Problem to solve:
Check every line of the material below for the string "Nurrul", and return the ones that have it.

Records for this exercise:
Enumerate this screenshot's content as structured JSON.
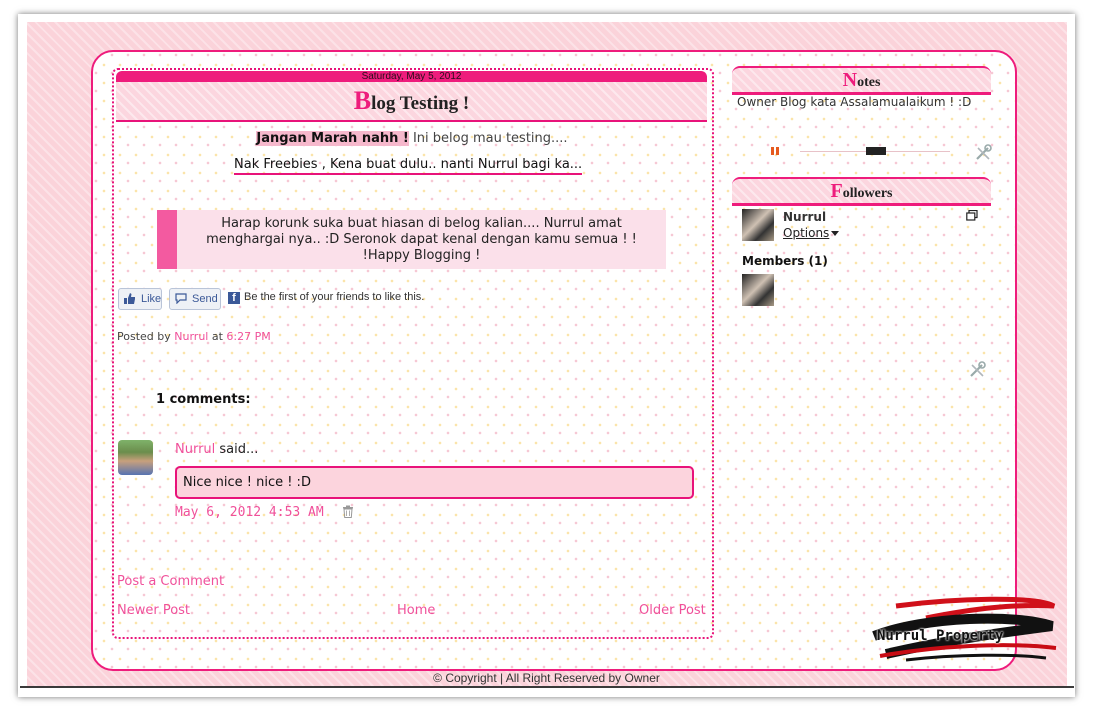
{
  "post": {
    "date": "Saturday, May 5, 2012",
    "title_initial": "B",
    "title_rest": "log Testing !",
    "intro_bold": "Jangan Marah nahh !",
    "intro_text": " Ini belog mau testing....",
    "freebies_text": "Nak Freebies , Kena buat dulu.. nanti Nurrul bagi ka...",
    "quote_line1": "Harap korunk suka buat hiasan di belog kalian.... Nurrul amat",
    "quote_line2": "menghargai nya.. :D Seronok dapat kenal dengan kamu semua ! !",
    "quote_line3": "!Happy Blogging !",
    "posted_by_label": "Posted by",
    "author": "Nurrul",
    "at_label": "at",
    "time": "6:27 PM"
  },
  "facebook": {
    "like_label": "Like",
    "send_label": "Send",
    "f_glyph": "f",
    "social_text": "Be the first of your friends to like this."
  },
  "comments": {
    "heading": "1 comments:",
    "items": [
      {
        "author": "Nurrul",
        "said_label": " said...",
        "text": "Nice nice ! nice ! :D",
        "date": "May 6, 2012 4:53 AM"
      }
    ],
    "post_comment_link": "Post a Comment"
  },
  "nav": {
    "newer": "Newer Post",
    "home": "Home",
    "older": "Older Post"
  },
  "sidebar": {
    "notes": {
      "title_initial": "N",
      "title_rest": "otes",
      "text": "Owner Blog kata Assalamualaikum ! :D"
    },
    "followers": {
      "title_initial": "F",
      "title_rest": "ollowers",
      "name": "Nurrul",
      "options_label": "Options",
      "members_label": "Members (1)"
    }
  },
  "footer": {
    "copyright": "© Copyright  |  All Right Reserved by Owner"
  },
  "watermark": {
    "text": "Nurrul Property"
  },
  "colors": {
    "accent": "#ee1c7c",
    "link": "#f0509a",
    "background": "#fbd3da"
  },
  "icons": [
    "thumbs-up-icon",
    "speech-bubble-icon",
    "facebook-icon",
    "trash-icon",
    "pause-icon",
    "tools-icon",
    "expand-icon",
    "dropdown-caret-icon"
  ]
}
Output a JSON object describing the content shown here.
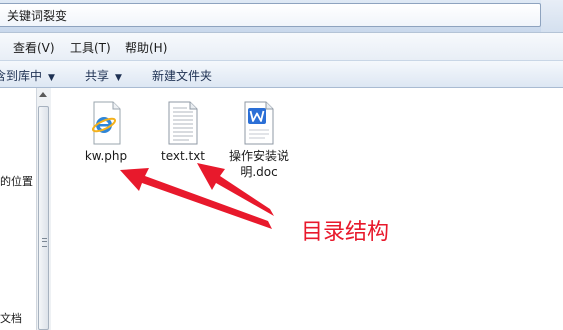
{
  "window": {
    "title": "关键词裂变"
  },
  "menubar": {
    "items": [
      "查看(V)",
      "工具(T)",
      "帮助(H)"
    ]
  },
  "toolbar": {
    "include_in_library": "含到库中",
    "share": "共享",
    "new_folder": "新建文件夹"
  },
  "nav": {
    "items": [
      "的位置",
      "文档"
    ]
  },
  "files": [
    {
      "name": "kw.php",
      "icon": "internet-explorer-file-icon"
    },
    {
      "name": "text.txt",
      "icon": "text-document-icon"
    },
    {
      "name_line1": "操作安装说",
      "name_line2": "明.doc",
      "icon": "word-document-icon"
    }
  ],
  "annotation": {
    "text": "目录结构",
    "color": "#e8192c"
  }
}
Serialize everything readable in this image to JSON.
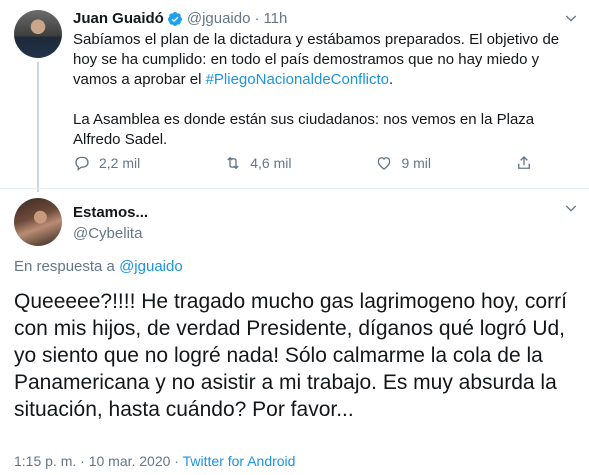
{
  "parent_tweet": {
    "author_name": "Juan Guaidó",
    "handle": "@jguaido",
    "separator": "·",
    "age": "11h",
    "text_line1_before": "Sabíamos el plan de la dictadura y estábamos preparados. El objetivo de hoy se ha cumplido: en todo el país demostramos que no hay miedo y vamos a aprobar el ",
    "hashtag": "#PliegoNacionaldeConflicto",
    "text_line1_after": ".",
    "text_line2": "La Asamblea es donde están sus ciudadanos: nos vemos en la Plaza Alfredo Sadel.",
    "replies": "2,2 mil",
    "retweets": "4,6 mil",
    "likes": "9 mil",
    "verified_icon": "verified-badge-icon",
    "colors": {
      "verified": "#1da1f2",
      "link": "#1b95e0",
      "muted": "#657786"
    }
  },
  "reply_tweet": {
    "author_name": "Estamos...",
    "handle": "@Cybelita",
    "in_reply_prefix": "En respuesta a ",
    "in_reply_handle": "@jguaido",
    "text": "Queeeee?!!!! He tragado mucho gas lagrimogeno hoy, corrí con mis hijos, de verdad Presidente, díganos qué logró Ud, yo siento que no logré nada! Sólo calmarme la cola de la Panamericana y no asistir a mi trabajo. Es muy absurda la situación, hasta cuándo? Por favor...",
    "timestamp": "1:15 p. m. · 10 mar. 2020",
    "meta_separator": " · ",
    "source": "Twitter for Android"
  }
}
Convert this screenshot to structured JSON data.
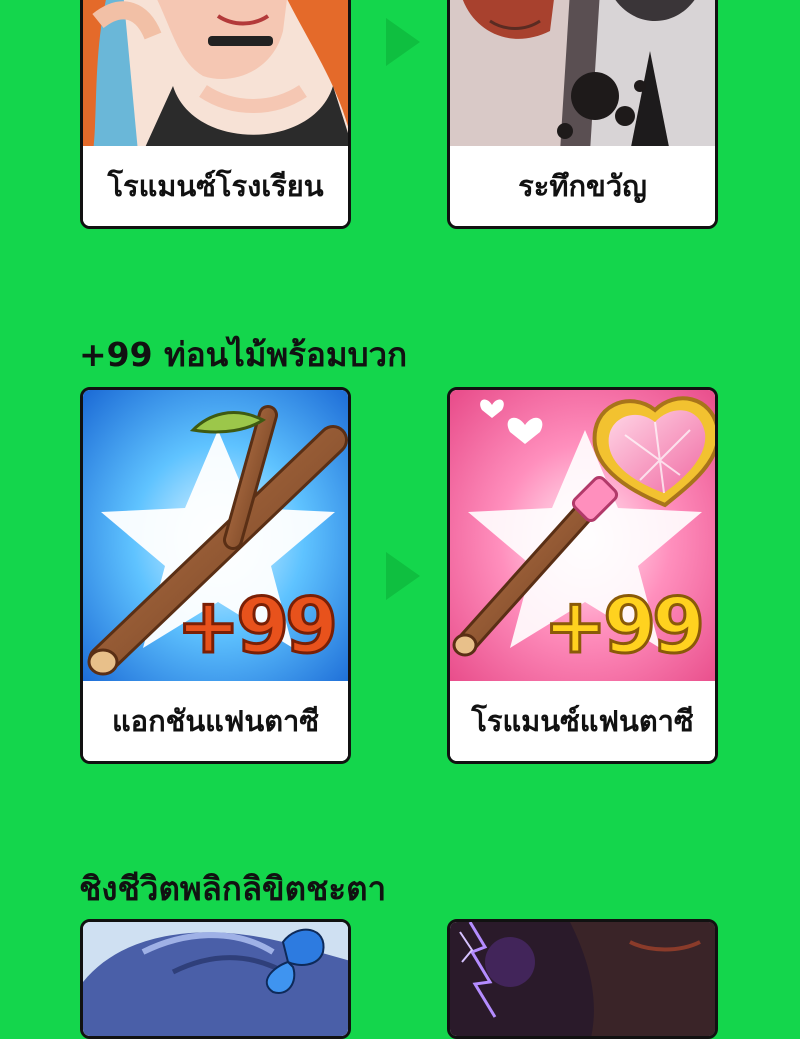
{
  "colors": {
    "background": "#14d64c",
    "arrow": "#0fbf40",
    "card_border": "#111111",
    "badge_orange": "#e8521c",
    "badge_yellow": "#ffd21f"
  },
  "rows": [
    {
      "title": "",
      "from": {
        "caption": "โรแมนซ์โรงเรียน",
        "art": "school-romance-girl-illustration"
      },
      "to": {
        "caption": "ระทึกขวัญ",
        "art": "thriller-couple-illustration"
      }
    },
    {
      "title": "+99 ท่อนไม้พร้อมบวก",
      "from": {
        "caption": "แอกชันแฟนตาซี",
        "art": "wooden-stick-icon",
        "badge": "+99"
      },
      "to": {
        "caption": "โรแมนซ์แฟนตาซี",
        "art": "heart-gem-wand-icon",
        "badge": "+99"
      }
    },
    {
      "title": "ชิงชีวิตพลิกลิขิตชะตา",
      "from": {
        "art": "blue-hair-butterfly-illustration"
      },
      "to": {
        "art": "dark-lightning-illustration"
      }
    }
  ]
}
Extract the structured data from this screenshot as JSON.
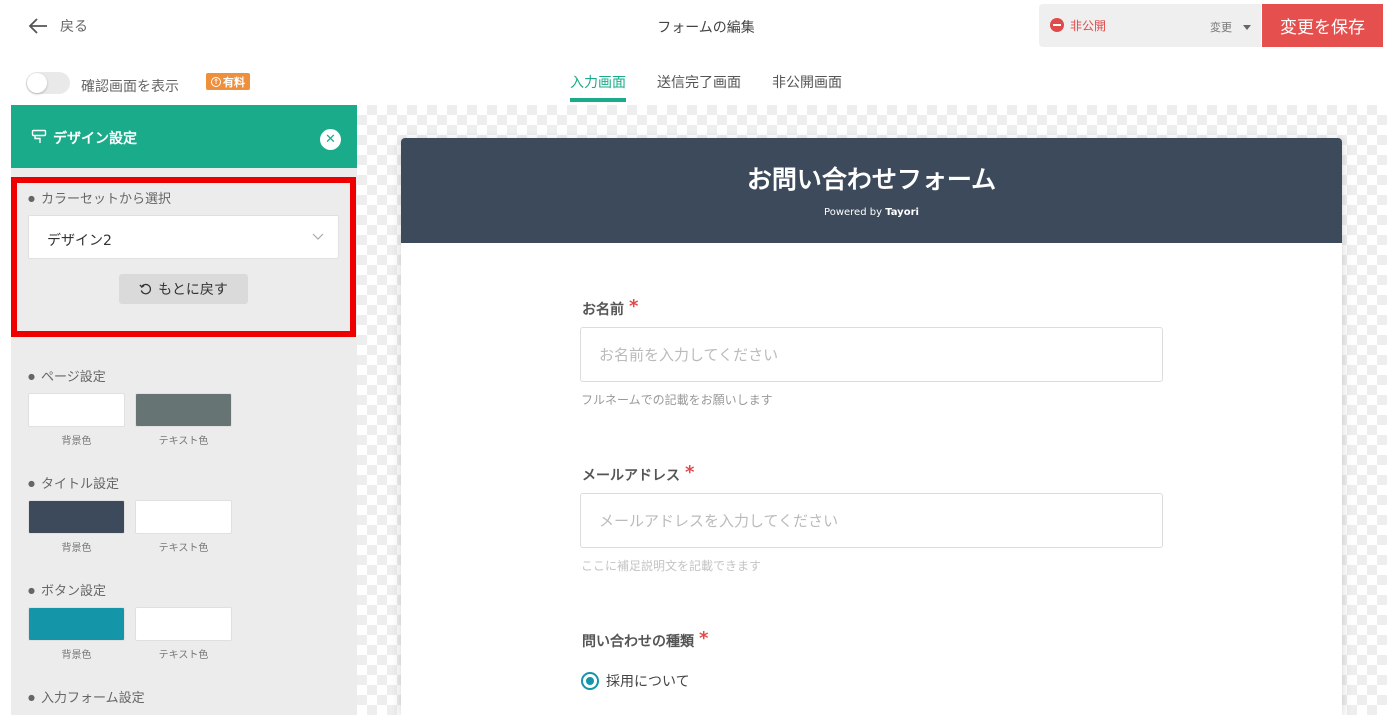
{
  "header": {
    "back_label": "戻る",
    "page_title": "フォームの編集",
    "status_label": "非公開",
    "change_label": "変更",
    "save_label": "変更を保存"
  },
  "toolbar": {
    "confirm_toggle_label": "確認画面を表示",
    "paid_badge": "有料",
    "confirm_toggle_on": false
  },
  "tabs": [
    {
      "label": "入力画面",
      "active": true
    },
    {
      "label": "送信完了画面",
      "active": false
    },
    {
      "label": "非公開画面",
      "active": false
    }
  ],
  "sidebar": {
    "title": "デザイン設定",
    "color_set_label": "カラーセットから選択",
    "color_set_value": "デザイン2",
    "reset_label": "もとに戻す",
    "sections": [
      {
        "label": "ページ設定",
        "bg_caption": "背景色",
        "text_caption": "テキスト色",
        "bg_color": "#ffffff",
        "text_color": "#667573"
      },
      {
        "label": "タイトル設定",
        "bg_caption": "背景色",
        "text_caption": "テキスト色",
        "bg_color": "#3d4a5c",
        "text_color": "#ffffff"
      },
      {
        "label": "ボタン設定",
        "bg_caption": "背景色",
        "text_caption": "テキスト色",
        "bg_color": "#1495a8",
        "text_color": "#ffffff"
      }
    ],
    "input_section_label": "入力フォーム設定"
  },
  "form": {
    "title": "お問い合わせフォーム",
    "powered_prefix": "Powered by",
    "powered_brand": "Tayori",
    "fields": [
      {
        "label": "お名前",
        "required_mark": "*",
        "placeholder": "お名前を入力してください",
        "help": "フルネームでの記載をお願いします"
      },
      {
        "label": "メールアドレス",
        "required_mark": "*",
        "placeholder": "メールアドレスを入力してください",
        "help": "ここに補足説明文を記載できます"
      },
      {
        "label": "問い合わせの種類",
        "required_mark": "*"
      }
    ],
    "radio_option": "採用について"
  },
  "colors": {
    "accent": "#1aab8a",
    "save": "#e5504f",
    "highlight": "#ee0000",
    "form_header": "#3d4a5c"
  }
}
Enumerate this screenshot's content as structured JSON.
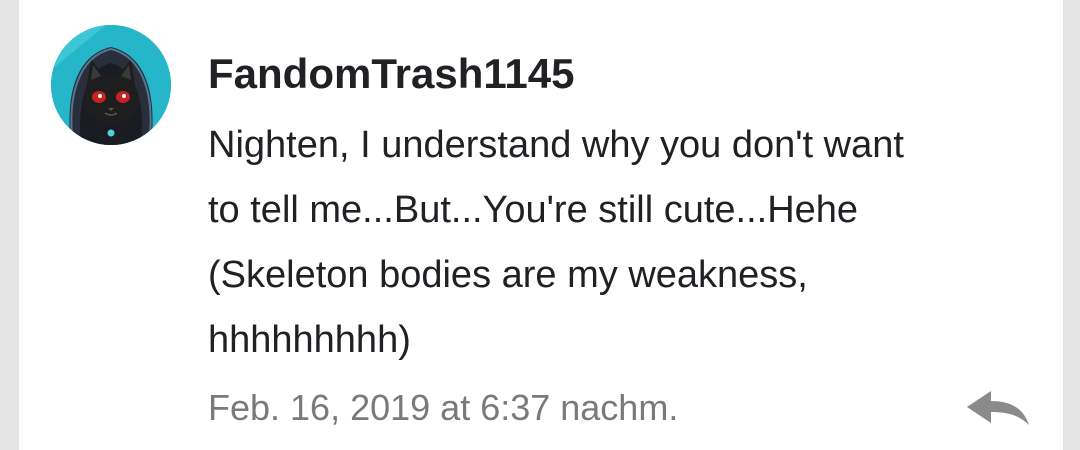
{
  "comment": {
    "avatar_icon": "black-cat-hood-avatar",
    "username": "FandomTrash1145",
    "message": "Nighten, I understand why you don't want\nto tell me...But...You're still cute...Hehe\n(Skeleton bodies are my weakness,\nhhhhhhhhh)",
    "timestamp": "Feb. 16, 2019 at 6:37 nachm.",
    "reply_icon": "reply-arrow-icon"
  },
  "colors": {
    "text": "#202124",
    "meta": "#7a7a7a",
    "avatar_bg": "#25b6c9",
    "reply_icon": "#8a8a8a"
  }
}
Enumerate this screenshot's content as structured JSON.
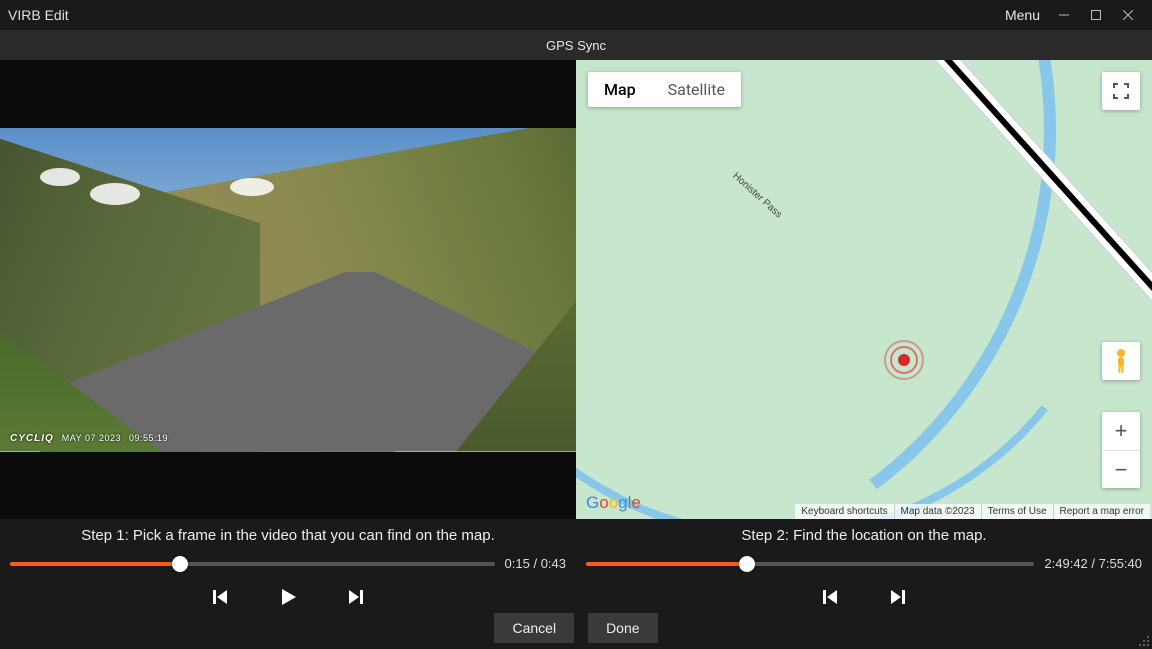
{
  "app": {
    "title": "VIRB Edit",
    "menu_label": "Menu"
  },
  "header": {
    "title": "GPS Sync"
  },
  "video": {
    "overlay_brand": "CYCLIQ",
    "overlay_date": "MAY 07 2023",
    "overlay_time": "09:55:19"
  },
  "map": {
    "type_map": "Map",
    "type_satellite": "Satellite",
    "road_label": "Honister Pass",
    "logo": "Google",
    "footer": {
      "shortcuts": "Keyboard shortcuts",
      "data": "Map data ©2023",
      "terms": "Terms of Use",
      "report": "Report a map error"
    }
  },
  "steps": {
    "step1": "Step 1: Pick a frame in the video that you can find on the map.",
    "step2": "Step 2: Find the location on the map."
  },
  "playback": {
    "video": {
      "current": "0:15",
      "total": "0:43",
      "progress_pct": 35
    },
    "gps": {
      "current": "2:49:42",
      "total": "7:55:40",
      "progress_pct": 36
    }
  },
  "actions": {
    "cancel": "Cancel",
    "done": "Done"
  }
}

Solution to this task:
    "freebies_text": "Nak Freebies , Kena buat dulu.. nanti Nurrul bagi ka...",
    "quote_line1": "Harap korunk suka buat hiasan di belog kalian.... Nurrul amat",
    "author": "Nurrul",
        "author": "Nurrul",
      "name": "Nurrul",
    "text": "Nurrul Property"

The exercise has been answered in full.